Responding When Tragedy Strikes

Myron Hamm
Myron Hamm
Secretary/Director of Corrections

I woke up at about 0700 hours on Tuesday, September 11, 2001. I was visiting my brother in Northern Virginia. My mom and I had been on the East Coast for a week, visiting family and spending time with her first-born grandson, who was 3 at that time. My mom had recently battled breast cancer and was in remission. Our trip up to this point had been great. My mom and I drove to North Carolina and she visited old friends and family. I woke up that morning to get ready for our 1100 flight departing Dulles International Airport. As I was about to bring my suitcase upstairs at about 0900, my mom came running downstairs and announced to me that we were not leaving. I turned on the television and watched in horror as planes crashed into the World Trade Center. Then, shortly after, the Pentagon was hit by a plane. I was worried because my brother’s office was less than three blocks from the Pentagon, and he had meetings there all the time. My brother called me about half an hour after the Pentagon crash and assured us he was OK. I vividly remember sitting in my brother’s den with my nephew and watching TV for hours. Every channel was dominated by the news and this unforeseen tragedy. I am writing about this because it has now been 20 years and it seems like only yesterday. Two days after the attacks, my mom said to me that life would be different and the way we function would change. The first thing I felt was helplessness — I spent 10 years in the United States Air Force and had been a Metro officer for about two years, but all I could do was sit and watch TV. 

So where were you when this happened?
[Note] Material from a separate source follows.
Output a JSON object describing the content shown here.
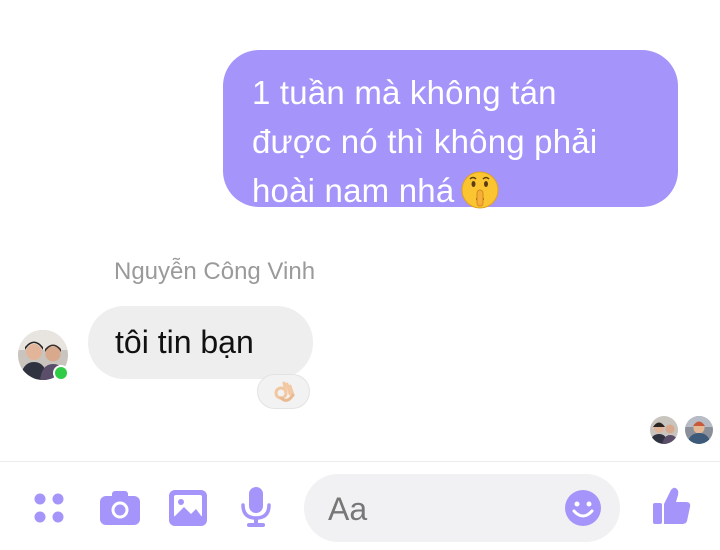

I spoke with a colleague who was a TAC officer when 9/11 occurred, and he informed me that they did their best to keep things as normal as possible. A different colleague was in the eighth grade at the time of the attacks, and his perspective was different. What I remember the most is there were no planes or helicopters flying. It was eerily quiet. It seemed like there were a ton of patrol cars on the streets. Even though schools and malls were closed, I noticed a huge law enforcement presence. But isn’t that the standard, that those who are sworn to protect and serve go into full protection mode during a crisis? The great thing about a law enforcement career is the ability we have to come together for the greater good. We all work with or have worked with people who we may not see eye to eye with, but in a moment of crisis we all put that aside and focus on that one common goal.

9/11 changed many aspects of our lives and has affected us in numerous ways. Pre-9/11, flying was easy and noninvasive. I remember arriving at airports maybe an hour before flight time, versus three hours prior after 9/11. Fast-forward 20 years, and now a different form of change has risen in the form of how law enforcement is viewed. After the 9/11 attacks, recruitment into the military and law enforcement was easy. But today we are faced with a looming problem of finding qualified individuals to join the ranks. I believe the attacks on our society are designed to harm us internally. Whether it is 9/11, Columbine, Route 91 or any tragedy that has occurred in our society, it is incumbent upon all of us to strive for a goal of understanding and peace. I firmly believe that whatever tragedy strikes, we have the ability and desire to meet it head-on. So ask yourself what you were doing when tragedy struck, but more importantly, ask what you have done since. One of my favorite athletes once said, “Service to others is the rent you pay for your room here on Earth.”

A Legacy of Greatness

I was recently invited to watch a volleyball match here in the Valley. Savannah Hartfield led her team to a hard-fought 2–1 victory on Friday, October 1. I am always thrilled to be a part of any activities involving the children of one of our fallen brothers. We at the LVPPA consider it an honor to be active parts of the lives of these truly fine students and great young people. I was extremely happy to see other Metro employees in attendance to witness this epic clash. I look forward to watching Savannah grow into an athlete, student and young adult. We should all be proud of who she is becoming.